PROBLEM REQUIREMENTS
Check every line of the data below for "Address". Copy each one that has it.
=== Begin Enclosure ===
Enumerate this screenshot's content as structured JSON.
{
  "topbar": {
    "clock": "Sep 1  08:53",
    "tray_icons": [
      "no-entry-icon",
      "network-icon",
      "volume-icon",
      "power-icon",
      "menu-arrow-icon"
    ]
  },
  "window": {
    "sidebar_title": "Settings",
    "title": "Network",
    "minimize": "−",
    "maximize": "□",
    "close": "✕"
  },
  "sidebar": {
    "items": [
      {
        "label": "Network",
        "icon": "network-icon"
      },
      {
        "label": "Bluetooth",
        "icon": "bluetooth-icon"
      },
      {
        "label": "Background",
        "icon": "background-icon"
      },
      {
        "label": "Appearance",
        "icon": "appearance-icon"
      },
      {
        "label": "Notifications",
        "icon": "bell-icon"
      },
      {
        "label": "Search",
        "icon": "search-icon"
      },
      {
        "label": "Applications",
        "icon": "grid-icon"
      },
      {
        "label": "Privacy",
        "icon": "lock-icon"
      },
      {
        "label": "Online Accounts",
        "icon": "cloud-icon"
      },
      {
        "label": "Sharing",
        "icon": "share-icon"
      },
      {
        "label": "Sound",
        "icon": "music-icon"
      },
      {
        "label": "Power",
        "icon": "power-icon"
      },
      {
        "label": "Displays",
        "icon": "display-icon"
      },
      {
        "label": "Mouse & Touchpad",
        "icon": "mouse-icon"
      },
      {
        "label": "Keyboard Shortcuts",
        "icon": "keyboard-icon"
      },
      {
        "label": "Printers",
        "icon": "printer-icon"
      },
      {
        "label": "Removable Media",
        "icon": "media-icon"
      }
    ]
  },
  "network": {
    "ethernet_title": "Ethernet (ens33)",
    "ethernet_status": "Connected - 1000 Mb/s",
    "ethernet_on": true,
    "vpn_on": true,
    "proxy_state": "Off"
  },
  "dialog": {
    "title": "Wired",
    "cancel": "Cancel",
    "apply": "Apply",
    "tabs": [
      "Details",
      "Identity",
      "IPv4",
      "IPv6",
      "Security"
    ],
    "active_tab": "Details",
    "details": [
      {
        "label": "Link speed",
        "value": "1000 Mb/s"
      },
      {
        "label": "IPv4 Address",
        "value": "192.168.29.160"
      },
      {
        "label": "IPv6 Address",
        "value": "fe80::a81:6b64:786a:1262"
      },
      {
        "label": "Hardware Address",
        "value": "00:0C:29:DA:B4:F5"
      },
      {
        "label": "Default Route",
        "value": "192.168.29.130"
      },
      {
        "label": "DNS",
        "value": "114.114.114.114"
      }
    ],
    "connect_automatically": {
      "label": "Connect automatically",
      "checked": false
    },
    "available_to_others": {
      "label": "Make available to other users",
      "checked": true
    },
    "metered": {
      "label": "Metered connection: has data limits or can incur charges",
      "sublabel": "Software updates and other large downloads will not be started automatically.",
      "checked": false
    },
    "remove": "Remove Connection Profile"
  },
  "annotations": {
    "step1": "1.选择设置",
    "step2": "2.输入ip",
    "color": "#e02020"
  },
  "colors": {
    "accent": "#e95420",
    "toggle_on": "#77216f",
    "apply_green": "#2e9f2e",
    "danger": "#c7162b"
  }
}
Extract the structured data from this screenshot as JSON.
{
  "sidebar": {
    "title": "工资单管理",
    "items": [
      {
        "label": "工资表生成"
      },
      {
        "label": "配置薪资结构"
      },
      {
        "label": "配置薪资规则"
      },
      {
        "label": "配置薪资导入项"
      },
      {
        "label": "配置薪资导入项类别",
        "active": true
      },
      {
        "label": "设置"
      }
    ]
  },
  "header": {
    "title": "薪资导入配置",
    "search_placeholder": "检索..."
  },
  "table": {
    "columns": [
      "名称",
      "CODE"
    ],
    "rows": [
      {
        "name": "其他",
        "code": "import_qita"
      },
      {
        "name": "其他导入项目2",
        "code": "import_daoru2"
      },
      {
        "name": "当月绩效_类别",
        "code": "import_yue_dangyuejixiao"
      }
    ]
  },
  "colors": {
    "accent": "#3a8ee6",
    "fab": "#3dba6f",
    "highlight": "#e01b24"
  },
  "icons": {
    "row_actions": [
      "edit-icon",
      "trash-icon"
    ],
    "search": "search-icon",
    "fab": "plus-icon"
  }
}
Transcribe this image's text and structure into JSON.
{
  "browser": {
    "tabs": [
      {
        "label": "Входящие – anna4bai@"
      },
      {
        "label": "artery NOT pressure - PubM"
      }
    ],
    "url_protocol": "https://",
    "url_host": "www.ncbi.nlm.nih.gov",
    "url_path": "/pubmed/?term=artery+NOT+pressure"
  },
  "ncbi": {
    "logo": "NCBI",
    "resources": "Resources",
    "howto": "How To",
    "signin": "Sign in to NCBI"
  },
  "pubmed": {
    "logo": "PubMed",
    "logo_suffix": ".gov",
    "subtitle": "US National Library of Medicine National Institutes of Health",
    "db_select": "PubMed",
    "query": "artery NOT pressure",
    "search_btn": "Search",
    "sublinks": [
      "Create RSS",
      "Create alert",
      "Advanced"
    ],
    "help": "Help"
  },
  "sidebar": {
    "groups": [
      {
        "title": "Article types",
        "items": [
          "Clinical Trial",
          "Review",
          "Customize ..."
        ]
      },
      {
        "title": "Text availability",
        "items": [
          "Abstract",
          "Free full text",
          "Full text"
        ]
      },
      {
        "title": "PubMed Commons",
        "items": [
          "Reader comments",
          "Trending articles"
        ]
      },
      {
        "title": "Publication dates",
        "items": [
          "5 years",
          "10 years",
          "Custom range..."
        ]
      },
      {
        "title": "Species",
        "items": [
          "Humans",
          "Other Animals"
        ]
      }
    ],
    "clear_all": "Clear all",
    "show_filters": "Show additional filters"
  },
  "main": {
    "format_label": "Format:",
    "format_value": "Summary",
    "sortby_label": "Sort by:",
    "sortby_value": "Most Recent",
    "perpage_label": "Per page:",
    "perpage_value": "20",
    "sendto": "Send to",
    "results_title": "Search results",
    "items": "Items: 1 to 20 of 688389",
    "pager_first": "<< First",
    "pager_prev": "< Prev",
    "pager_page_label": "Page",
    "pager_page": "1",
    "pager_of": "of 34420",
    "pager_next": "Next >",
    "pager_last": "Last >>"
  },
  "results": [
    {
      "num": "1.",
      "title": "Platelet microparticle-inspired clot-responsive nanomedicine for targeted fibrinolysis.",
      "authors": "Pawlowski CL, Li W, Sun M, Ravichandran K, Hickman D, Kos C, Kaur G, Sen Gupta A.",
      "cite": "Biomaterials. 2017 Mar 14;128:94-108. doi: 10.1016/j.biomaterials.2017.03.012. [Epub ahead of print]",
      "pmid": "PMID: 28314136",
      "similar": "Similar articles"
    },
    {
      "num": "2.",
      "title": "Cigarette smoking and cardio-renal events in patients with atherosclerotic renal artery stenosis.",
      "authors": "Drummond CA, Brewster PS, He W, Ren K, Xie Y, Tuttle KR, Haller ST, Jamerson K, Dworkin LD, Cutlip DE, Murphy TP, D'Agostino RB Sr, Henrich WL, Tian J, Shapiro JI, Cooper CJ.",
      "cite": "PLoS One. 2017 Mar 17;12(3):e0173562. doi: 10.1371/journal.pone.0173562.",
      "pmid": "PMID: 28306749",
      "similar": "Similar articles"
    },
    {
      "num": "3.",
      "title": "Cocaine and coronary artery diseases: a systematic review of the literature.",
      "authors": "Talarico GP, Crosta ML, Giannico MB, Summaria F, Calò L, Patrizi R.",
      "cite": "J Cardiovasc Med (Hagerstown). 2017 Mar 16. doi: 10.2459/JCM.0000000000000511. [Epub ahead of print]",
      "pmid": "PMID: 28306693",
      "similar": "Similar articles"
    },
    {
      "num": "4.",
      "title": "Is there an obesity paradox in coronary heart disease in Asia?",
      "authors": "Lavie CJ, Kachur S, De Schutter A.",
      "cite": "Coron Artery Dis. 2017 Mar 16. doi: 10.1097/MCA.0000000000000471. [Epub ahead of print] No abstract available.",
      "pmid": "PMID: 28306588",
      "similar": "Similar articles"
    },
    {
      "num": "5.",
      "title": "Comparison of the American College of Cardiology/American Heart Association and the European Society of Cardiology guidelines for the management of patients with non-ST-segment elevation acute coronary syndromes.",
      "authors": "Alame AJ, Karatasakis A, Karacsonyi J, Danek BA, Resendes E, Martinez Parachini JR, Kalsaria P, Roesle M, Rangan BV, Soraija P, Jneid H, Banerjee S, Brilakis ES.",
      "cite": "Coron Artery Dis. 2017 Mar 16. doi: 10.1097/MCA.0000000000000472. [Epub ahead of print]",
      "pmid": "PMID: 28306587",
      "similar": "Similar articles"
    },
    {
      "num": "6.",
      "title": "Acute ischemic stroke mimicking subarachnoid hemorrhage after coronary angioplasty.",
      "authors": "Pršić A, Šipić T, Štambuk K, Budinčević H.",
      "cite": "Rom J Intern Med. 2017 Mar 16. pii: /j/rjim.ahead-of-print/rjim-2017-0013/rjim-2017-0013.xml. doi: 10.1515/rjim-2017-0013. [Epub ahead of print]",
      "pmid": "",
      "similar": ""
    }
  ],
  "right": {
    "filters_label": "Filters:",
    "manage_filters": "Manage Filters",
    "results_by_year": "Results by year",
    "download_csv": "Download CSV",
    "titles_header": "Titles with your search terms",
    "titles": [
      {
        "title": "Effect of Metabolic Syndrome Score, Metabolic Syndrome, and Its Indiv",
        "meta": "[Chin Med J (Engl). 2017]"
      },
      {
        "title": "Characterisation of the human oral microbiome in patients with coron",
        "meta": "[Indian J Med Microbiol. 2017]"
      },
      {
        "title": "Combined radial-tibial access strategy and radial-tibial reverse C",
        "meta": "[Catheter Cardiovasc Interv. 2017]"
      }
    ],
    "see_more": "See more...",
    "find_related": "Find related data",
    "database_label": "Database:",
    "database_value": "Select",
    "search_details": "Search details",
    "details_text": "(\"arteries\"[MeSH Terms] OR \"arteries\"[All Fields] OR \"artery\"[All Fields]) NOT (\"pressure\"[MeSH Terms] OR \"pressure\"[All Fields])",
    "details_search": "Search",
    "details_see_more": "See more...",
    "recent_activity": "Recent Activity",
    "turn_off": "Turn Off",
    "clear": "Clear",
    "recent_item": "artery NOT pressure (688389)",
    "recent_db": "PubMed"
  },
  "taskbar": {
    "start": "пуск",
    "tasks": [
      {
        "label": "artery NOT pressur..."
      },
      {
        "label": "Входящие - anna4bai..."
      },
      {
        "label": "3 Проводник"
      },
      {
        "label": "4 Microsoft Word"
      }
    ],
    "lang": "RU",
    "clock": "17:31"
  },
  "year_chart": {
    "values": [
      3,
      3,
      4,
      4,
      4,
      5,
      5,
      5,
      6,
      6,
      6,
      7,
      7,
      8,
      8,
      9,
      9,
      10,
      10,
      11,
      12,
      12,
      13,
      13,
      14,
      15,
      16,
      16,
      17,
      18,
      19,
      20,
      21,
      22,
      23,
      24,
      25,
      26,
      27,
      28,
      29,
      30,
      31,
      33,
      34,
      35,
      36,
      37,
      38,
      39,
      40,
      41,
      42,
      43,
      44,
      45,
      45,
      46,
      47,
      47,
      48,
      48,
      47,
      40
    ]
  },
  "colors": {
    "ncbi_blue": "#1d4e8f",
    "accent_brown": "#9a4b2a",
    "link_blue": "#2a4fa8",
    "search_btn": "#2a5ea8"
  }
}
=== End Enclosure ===
THE ANSWER
        "label": "IPv4 Address",
        "label": "IPv6 Address",
        "label": "Hardware Address",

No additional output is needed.